■ **About this task**:
Keep the pictures out of the copy and print all the entries below exactly.

■ **Data to process**:
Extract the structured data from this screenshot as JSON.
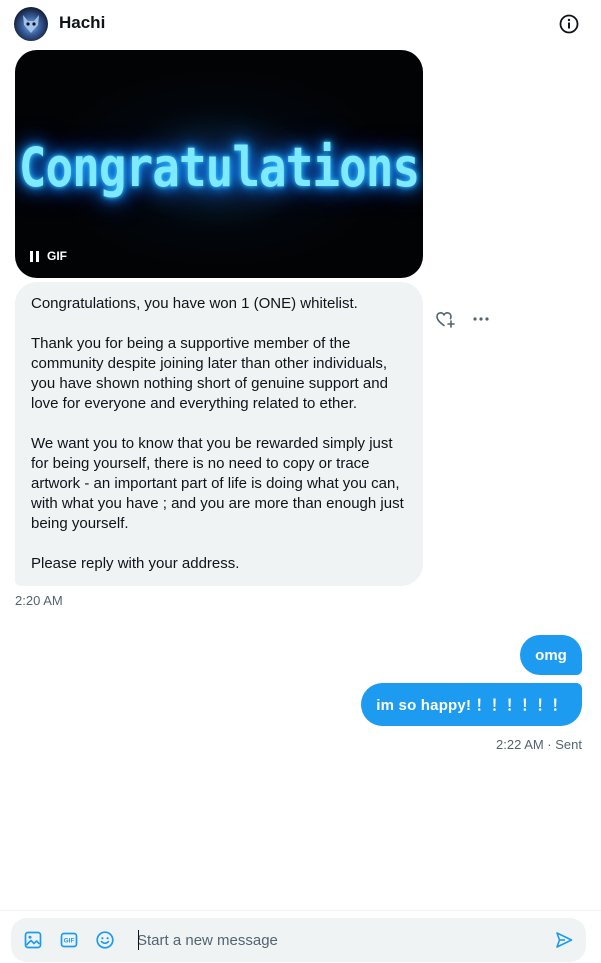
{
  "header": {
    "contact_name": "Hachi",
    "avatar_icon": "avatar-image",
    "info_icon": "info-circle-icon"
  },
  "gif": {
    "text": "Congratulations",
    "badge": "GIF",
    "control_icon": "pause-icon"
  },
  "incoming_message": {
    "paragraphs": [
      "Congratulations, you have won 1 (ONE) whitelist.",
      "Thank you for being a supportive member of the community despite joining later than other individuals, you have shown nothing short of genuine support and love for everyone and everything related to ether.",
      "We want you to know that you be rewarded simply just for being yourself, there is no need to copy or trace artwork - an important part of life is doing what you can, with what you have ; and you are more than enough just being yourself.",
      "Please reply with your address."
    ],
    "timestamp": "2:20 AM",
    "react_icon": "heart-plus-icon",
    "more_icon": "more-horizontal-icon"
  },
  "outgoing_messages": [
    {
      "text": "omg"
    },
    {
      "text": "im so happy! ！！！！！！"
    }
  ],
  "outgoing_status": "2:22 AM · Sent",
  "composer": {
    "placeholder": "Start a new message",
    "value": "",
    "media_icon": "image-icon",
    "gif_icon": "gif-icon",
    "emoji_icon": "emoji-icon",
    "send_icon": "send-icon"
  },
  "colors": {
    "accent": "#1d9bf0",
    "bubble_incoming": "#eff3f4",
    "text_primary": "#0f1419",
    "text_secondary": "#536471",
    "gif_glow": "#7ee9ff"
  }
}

■ **Written answer**:
Extract the structured data from this screenshot as JSON.
{
  "header": {
    "contact_name": "Hachi",
    "avatar_icon": "avatar-image",
    "info_icon": "info-circle-icon"
  },
  "gif": {
    "text": "Congratulations",
    "badge": "GIF",
    "control_icon": "pause-icon"
  },
  "incoming_message": {
    "paragraphs": [
      "Congratulations, you have won 1 (ONE) whitelist.",
      "Thank you for being a supportive member of the community despite joining later than other individuals, you have shown nothing short of genuine support and love for everyone and everything related to ether.",
      "We want you to know that you be rewarded simply just for being yourself, there is no need to copy or trace artwork - an important part of life is doing what you can, with what you have ; and you are more than enough just being yourself.",
      "Please reply with your address."
    ],
    "timestamp": "2:20 AM",
    "react_icon": "heart-plus-icon",
    "more_icon": "more-horizontal-icon"
  },
  "outgoing_messages": [
    {
      "text": "omg"
    },
    {
      "text": "im so happy! ！！！！！！"
    }
  ],
  "outgoing_status": "2:22 AM · Sent",
  "composer": {
    "placeholder": "Start a new message",
    "value": "",
    "media_icon": "image-icon",
    "gif_icon": "gif-icon",
    "emoji_icon": "emoji-icon",
    "send_icon": "send-icon"
  },
  "colors": {
    "accent": "#1d9bf0",
    "bubble_incoming": "#eff3f4",
    "text_primary": "#0f1419",
    "text_secondary": "#536471",
    "gif_glow": "#7ee9ff"
  }
}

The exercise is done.